Finished 35 years later, one-quarter of all vehicle miles driven in the United States use the interstate system.
As would be expected, the most direct effect of the interstate was on other players in the transportation industry—rail in particular.
Passenger rail traffic fell by more than half in the years that followed and trucking went on to be the dominant form of freight, growing 40X to become four times the size of the railways.
Highways helped build the suburbs, in turn leading to the rise of the shopping mall and retailers like Walmart.
In business and in life, it is easy to foresee the first-order effect.

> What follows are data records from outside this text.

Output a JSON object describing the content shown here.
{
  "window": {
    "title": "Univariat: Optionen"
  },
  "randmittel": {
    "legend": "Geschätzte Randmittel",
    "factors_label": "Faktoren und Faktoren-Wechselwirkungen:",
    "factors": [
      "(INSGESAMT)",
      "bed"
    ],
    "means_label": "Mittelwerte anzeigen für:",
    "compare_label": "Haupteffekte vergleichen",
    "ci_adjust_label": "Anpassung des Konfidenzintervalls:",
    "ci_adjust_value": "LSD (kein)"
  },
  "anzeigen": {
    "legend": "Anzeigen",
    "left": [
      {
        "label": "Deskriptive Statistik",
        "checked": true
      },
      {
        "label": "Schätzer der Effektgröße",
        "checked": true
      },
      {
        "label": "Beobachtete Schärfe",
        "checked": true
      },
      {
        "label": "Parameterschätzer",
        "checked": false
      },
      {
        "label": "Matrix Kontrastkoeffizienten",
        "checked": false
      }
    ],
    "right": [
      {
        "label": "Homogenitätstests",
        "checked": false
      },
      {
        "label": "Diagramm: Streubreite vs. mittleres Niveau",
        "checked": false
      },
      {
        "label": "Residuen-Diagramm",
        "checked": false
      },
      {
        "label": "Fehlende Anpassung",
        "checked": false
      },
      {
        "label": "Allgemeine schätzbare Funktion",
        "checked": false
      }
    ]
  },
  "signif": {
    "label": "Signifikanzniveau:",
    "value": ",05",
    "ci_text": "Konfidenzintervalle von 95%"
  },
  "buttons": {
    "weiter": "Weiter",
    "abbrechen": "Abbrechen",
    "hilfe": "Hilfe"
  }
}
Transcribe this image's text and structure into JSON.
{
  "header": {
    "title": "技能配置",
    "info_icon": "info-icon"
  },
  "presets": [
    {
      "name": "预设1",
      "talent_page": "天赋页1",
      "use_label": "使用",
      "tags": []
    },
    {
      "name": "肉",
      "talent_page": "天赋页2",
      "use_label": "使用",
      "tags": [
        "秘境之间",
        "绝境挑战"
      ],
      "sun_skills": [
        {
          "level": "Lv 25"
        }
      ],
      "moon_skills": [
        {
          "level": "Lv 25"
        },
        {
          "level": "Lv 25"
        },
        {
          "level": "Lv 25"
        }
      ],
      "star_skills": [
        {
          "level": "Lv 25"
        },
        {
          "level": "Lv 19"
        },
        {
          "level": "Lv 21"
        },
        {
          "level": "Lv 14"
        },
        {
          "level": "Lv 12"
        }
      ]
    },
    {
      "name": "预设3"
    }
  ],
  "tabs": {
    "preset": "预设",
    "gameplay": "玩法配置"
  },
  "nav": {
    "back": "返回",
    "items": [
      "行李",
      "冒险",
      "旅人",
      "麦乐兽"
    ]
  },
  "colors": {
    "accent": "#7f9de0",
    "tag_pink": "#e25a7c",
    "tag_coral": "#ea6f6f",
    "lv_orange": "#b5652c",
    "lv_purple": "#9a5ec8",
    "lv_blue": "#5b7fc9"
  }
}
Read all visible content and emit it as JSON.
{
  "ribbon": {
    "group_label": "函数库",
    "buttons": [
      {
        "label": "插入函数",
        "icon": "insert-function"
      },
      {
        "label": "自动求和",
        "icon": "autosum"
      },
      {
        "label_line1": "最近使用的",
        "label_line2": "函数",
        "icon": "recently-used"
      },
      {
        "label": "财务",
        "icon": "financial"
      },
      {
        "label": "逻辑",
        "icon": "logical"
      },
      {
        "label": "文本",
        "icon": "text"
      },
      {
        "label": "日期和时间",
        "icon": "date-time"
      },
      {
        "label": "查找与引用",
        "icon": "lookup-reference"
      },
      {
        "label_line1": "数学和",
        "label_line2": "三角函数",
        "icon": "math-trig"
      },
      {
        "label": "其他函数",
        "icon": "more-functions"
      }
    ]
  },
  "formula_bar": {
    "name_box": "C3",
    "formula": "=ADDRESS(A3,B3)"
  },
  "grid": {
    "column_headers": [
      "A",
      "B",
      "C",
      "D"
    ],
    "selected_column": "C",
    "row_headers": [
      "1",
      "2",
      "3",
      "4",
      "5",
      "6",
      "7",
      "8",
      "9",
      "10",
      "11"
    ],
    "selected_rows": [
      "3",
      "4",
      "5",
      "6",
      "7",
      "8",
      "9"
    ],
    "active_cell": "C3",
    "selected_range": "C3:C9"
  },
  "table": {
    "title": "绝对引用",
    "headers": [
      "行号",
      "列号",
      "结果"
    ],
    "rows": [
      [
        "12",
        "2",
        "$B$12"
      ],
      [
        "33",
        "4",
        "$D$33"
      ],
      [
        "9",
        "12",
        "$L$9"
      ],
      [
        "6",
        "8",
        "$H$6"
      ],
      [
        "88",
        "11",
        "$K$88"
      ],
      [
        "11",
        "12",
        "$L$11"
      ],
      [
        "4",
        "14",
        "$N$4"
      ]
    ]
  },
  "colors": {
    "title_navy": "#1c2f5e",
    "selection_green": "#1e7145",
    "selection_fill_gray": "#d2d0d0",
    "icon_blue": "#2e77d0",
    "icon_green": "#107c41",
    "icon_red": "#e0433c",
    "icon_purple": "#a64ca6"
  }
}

But it is much more difficult to think about the cascading consequences—both good and bad—that might come about as a result of that first change.